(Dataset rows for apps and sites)
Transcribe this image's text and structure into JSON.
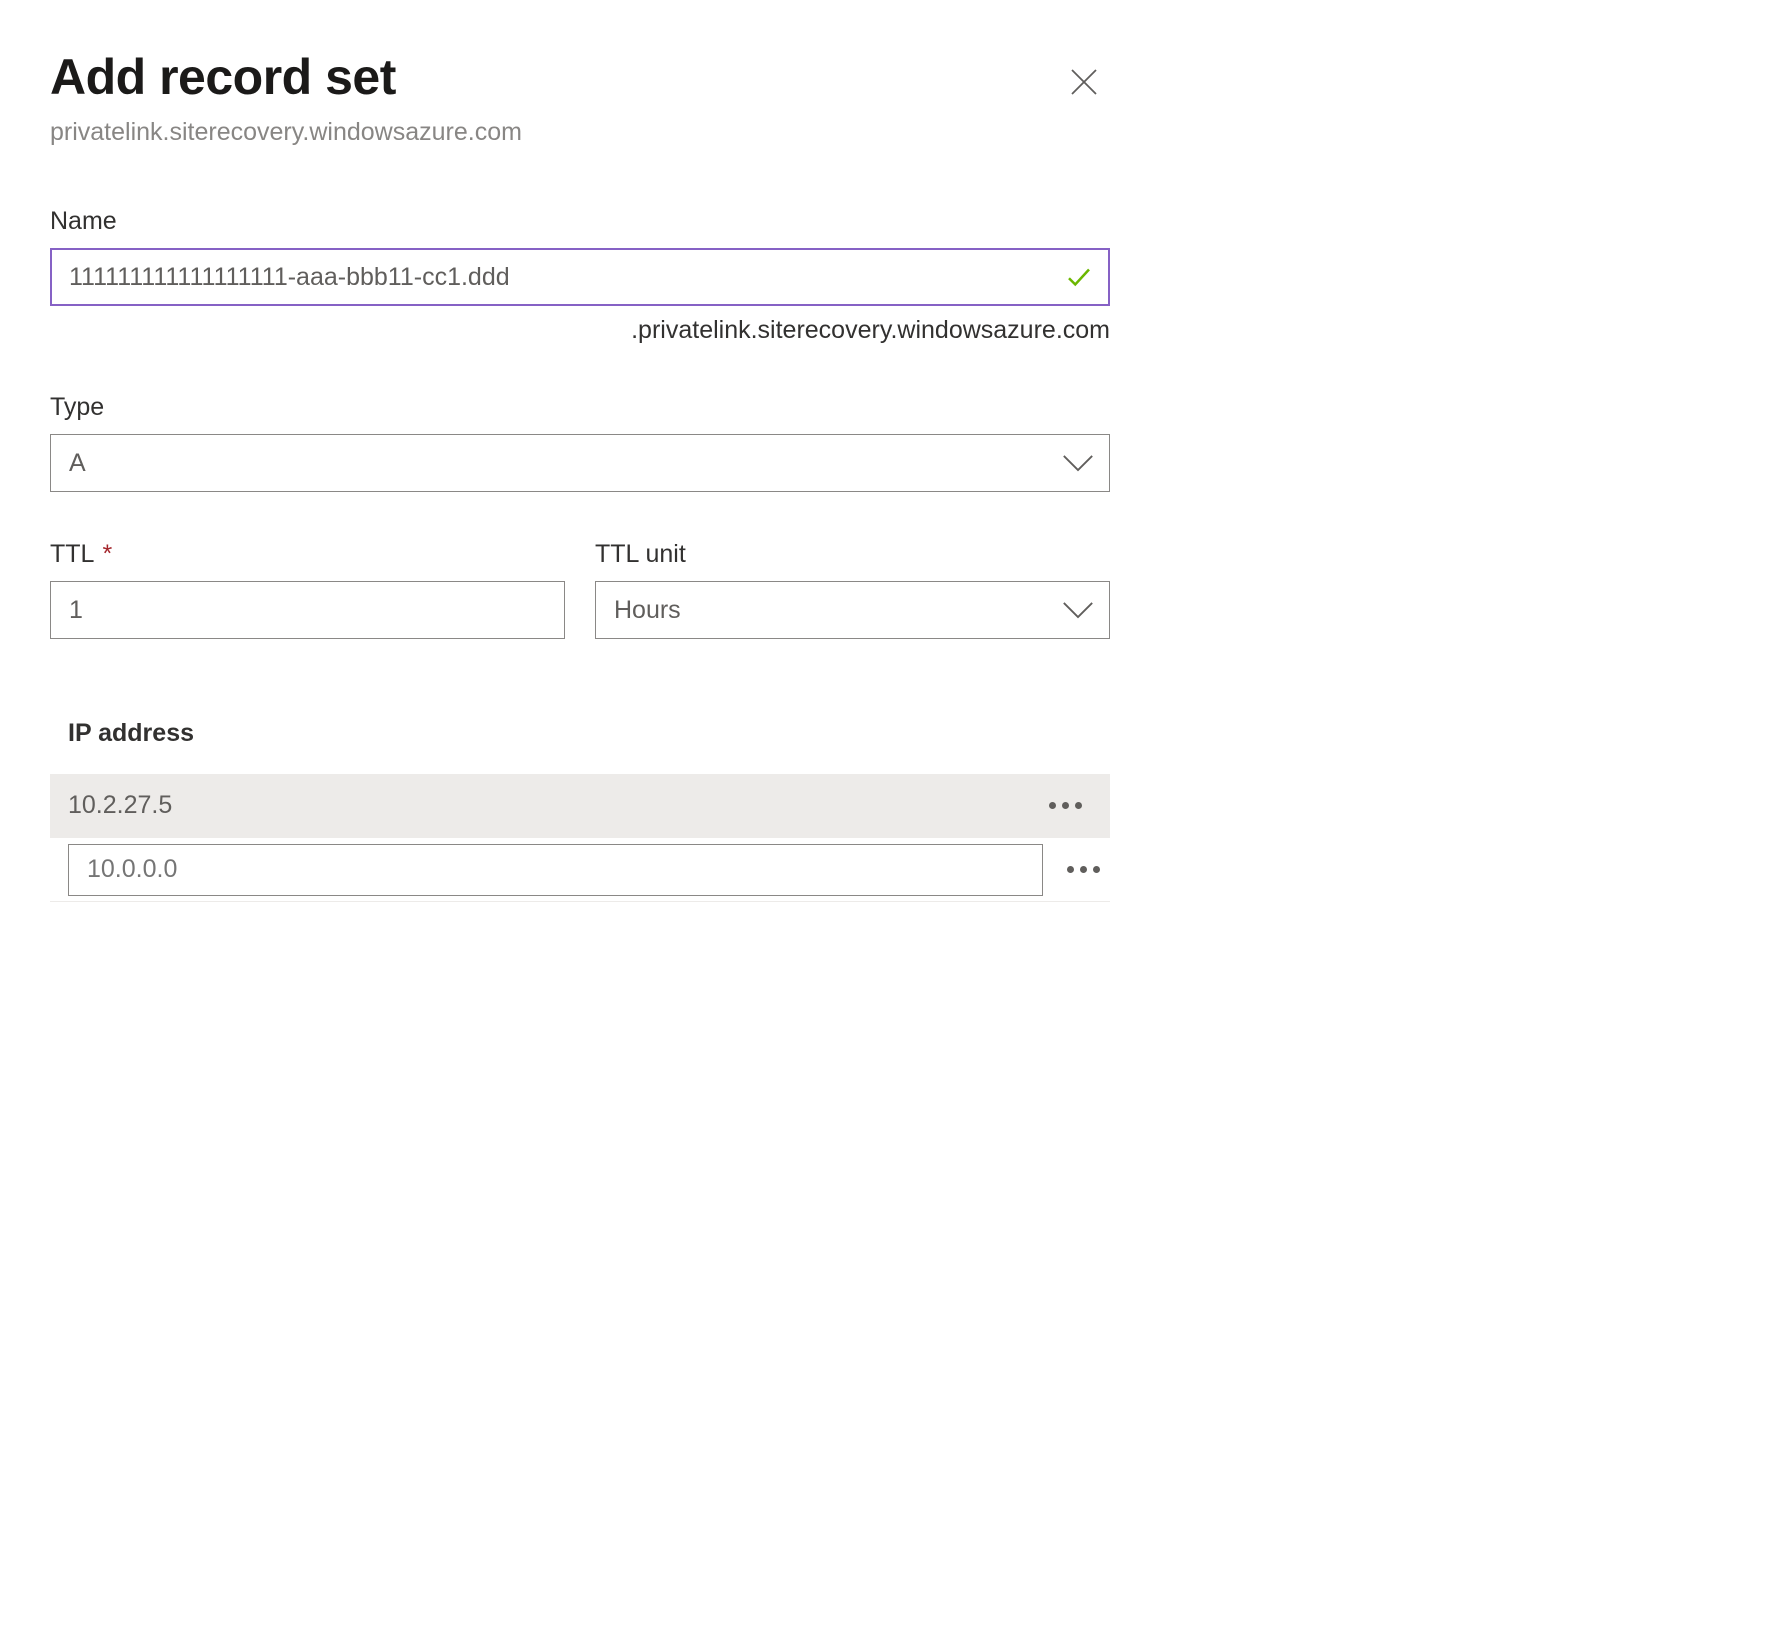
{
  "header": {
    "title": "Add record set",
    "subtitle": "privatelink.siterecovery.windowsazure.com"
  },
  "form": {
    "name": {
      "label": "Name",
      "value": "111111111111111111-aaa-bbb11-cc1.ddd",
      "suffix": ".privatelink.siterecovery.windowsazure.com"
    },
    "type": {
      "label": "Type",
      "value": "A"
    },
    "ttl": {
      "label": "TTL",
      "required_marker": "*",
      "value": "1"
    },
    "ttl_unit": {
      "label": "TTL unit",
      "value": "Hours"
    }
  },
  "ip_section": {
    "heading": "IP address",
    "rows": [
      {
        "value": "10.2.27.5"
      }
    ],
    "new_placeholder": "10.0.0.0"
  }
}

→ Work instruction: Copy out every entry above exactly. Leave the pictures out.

→ Answer to the exercise:
Transcribe this image's text and structure into JSON.
{
  "header": {
    "title": "Add record set",
    "subtitle": "privatelink.siterecovery.windowsazure.com"
  },
  "form": {
    "name": {
      "label": "Name",
      "value": "111111111111111111-aaa-bbb11-cc1.ddd",
      "suffix": ".privatelink.siterecovery.windowsazure.com"
    },
    "type": {
      "label": "Type",
      "value": "A"
    },
    "ttl": {
      "label": "TTL",
      "required_marker": "*",
      "value": "1"
    },
    "ttl_unit": {
      "label": "TTL unit",
      "value": "Hours"
    }
  },
  "ip_section": {
    "heading": "IP address",
    "rows": [
      {
        "value": "10.2.27.5"
      }
    ],
    "new_placeholder": "10.0.0.0"
  }
}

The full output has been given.